Season one of Beyond (Freeform, Thursdays 8/7C), ended with Holden and Willa returning from The Realm thinking they’d saved the world – and proved that contact with the dead was not possible after all.
They were only part right.
The two-hour season two premiere of Beyond – Two Zero One/Cheers, Bitch! – opens with the introduction of another ‘special’ character, Edgar Abbott, as a child whose father tries to protect him from a hurricane. When he crawls out from under some debris, weird things happen.
Holden (Burkely Duffield) is shopping for a new bed with his parents. Pretty mundane, right?
Well, after a few charming family moments (we learn that he’s working for his dad’s company, for instance), we follow Holden through a lucid dream in which horrible things happen.
When he mentions his dreams to Willa (Dilan Gwyn), she says they’re just dreams.
There are a couple of brief scenes with Edgar (Jay Paulson) that suggest that might not be the case. Also scenes with Charlie (Eden Brolin) getting to know an expectant mother named Robin (Aliyah O’Brien) for the show’s Yellow Jacket Man (Peter Kelamis) and even a bar fight sequence that, all together, serve to broaden the physical scope of the series on Earth while building an undercurrent that adds to danger suggested by Holden’s dreams.
Written by series creator Adam Nussdorf and directed by Steven A. Adelson, the two-hour season two premiere gives us a look at Holden at work; Jeff McCardy’s (Jeff Pierre) involvement with raising his deceased brother’s baby – and an unexpected link to Hollow Sky/Helping Hands, the cult we saw in season one.
Arthur (Alex Diakun) has an even darker arc, this season, too. He is desperately trying to rebuild his machine, so he can see his daughter again – though Willa tells him what really happened in The Realm, last time.
Beyond continues to be a series about a young man with strange powers – and the dangers he must face – but it’s also about family, the deferred trials of adolescence and obsession.
The second season premiere sets up a new, potentially global danger and creates smaller, more personal trials for its regular and important recurring characters.
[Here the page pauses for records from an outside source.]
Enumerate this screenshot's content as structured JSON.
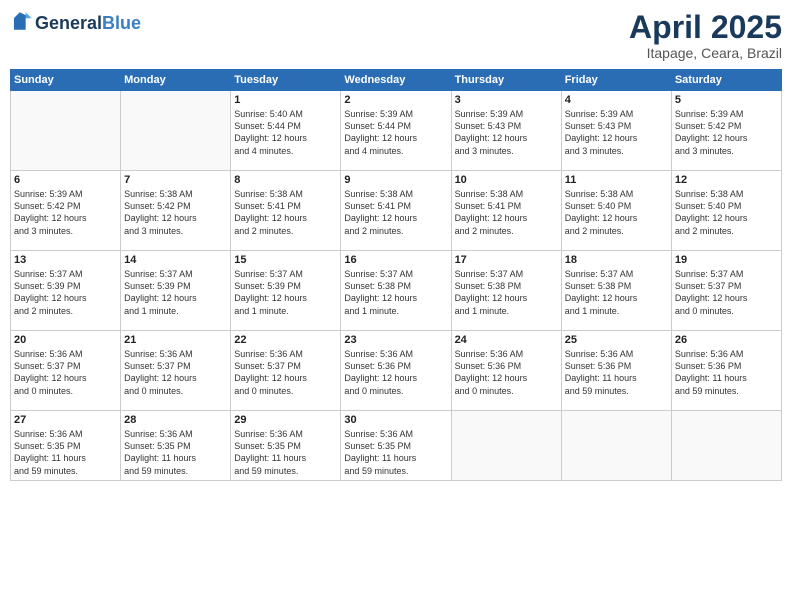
{
  "header": {
    "logo_line1": "General",
    "logo_line2": "Blue",
    "month_year": "April 2025",
    "location": "Itapage, Ceara, Brazil"
  },
  "weekdays": [
    "Sunday",
    "Monday",
    "Tuesday",
    "Wednesday",
    "Thursday",
    "Friday",
    "Saturday"
  ],
  "weeks": [
    [
      {
        "day": "",
        "info": ""
      },
      {
        "day": "",
        "info": ""
      },
      {
        "day": "1",
        "info": "Sunrise: 5:40 AM\nSunset: 5:44 PM\nDaylight: 12 hours\nand 4 minutes."
      },
      {
        "day": "2",
        "info": "Sunrise: 5:39 AM\nSunset: 5:44 PM\nDaylight: 12 hours\nand 4 minutes."
      },
      {
        "day": "3",
        "info": "Sunrise: 5:39 AM\nSunset: 5:43 PM\nDaylight: 12 hours\nand 3 minutes."
      },
      {
        "day": "4",
        "info": "Sunrise: 5:39 AM\nSunset: 5:43 PM\nDaylight: 12 hours\nand 3 minutes."
      },
      {
        "day": "5",
        "info": "Sunrise: 5:39 AM\nSunset: 5:42 PM\nDaylight: 12 hours\nand 3 minutes."
      }
    ],
    [
      {
        "day": "6",
        "info": "Sunrise: 5:39 AM\nSunset: 5:42 PM\nDaylight: 12 hours\nand 3 minutes."
      },
      {
        "day": "7",
        "info": "Sunrise: 5:38 AM\nSunset: 5:42 PM\nDaylight: 12 hours\nand 3 minutes."
      },
      {
        "day": "8",
        "info": "Sunrise: 5:38 AM\nSunset: 5:41 PM\nDaylight: 12 hours\nand 2 minutes."
      },
      {
        "day": "9",
        "info": "Sunrise: 5:38 AM\nSunset: 5:41 PM\nDaylight: 12 hours\nand 2 minutes."
      },
      {
        "day": "10",
        "info": "Sunrise: 5:38 AM\nSunset: 5:41 PM\nDaylight: 12 hours\nand 2 minutes."
      },
      {
        "day": "11",
        "info": "Sunrise: 5:38 AM\nSunset: 5:40 PM\nDaylight: 12 hours\nand 2 minutes."
      },
      {
        "day": "12",
        "info": "Sunrise: 5:38 AM\nSunset: 5:40 PM\nDaylight: 12 hours\nand 2 minutes."
      }
    ],
    [
      {
        "day": "13",
        "info": "Sunrise: 5:37 AM\nSunset: 5:39 PM\nDaylight: 12 hours\nand 2 minutes."
      },
      {
        "day": "14",
        "info": "Sunrise: 5:37 AM\nSunset: 5:39 PM\nDaylight: 12 hours\nand 1 minute."
      },
      {
        "day": "15",
        "info": "Sunrise: 5:37 AM\nSunset: 5:39 PM\nDaylight: 12 hours\nand 1 minute."
      },
      {
        "day": "16",
        "info": "Sunrise: 5:37 AM\nSunset: 5:38 PM\nDaylight: 12 hours\nand 1 minute."
      },
      {
        "day": "17",
        "info": "Sunrise: 5:37 AM\nSunset: 5:38 PM\nDaylight: 12 hours\nand 1 minute."
      },
      {
        "day": "18",
        "info": "Sunrise: 5:37 AM\nSunset: 5:38 PM\nDaylight: 12 hours\nand 1 minute."
      },
      {
        "day": "19",
        "info": "Sunrise: 5:37 AM\nSunset: 5:37 PM\nDaylight: 12 hours\nand 0 minutes."
      }
    ],
    [
      {
        "day": "20",
        "info": "Sunrise: 5:36 AM\nSunset: 5:37 PM\nDaylight: 12 hours\nand 0 minutes."
      },
      {
        "day": "21",
        "info": "Sunrise: 5:36 AM\nSunset: 5:37 PM\nDaylight: 12 hours\nand 0 minutes."
      },
      {
        "day": "22",
        "info": "Sunrise: 5:36 AM\nSunset: 5:37 PM\nDaylight: 12 hours\nand 0 minutes."
      },
      {
        "day": "23",
        "info": "Sunrise: 5:36 AM\nSunset: 5:36 PM\nDaylight: 12 hours\nand 0 minutes."
      },
      {
        "day": "24",
        "info": "Sunrise: 5:36 AM\nSunset: 5:36 PM\nDaylight: 12 hours\nand 0 minutes."
      },
      {
        "day": "25",
        "info": "Sunrise: 5:36 AM\nSunset: 5:36 PM\nDaylight: 11 hours\nand 59 minutes."
      },
      {
        "day": "26",
        "info": "Sunrise: 5:36 AM\nSunset: 5:36 PM\nDaylight: 11 hours\nand 59 minutes."
      }
    ],
    [
      {
        "day": "27",
        "info": "Sunrise: 5:36 AM\nSunset: 5:35 PM\nDaylight: 11 hours\nand 59 minutes."
      },
      {
        "day": "28",
        "info": "Sunrise: 5:36 AM\nSunset: 5:35 PM\nDaylight: 11 hours\nand 59 minutes."
      },
      {
        "day": "29",
        "info": "Sunrise: 5:36 AM\nSunset: 5:35 PM\nDaylight: 11 hours\nand 59 minutes."
      },
      {
        "day": "30",
        "info": "Sunrise: 5:36 AM\nSunset: 5:35 PM\nDaylight: 11 hours\nand 59 minutes."
      },
      {
        "day": "",
        "info": ""
      },
      {
        "day": "",
        "info": ""
      },
      {
        "day": "",
        "info": ""
      }
    ]
  ]
}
Two Zero One/Cheers, Bitch! Make for a solid, occasionally inventive two hours’ worth of entertainment by mixing the macro and the micro – the fantastic with the mundane.
Final Grade: B+